There's quite a big collection of chiropractor compilation videos on YouTube, which is essentially just 10 minutes of people getting their backs cracked.

It's basically a mixture of people who get some kink out of it, people who are addicted to listening to other people's bones crack (crack addicts, wahey) and those who just seem to be lost.

We're all guilty to liking a good crack. Most of us will sit at our desks cracking our knuckles for no good reason. Despite what some people say, it doesn't cause arthritis.

The act of cracking your joints is simply gas bubbles that have been displaced and then releasing them for the joint. It's pretty much harmless and is called cavitation. Chiropractors use these techniques to help improve movement.

According to Dr Rachel Vreeman, there's no actual hard science behind why it's so satisfying. It's basically down to releasing nervous energy, which links it all back to ASMR.

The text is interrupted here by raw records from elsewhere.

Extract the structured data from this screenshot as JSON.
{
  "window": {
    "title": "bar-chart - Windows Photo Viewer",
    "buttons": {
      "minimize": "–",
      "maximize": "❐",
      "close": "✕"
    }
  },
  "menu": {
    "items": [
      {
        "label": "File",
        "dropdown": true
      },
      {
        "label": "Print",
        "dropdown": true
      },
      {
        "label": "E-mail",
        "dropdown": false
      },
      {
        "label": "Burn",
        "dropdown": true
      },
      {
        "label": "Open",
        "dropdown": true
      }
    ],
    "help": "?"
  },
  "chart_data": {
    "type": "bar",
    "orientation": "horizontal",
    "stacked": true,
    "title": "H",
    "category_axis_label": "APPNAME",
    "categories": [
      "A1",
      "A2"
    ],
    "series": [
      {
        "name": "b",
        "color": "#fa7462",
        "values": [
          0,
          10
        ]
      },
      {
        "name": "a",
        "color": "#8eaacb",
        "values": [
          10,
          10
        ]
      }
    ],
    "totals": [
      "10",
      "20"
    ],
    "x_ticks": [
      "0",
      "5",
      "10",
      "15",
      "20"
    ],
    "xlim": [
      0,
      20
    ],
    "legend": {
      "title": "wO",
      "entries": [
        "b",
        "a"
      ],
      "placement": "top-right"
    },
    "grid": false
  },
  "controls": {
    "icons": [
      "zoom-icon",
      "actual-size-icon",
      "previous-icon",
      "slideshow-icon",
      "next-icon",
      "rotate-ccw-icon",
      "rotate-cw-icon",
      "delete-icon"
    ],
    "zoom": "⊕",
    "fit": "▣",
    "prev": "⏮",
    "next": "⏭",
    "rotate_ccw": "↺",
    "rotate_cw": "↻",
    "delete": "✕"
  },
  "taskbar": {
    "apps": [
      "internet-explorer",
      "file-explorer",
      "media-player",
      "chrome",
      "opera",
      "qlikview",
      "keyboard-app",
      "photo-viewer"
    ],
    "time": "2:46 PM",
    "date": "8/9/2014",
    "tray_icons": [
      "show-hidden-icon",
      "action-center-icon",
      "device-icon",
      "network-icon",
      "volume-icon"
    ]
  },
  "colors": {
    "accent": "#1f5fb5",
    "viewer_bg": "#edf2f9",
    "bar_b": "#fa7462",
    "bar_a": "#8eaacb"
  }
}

Featured Image Credit: Chiropractic Care Center

Mark McGowan

Mark is a journalist at LADbible, who joined in 2015 after a year as a freelance writer. In the past he blogged for independent football fan channel Redmen TV, after graduating from Staffordshire University with degrees in journalism and English literature. He has worked on campaigns such as UOKM8? and IIOC.

Next Up

arrow-down arrow-left arrow-right arrow-up camera clock close comment cursor email facebook-messenger facebook Instagram link new-window phone play share snapchat submit twitter vine whatsapp logoInline safari-pinned-tab Created by potrace 1.11, written by Peter Selinger 2001-2013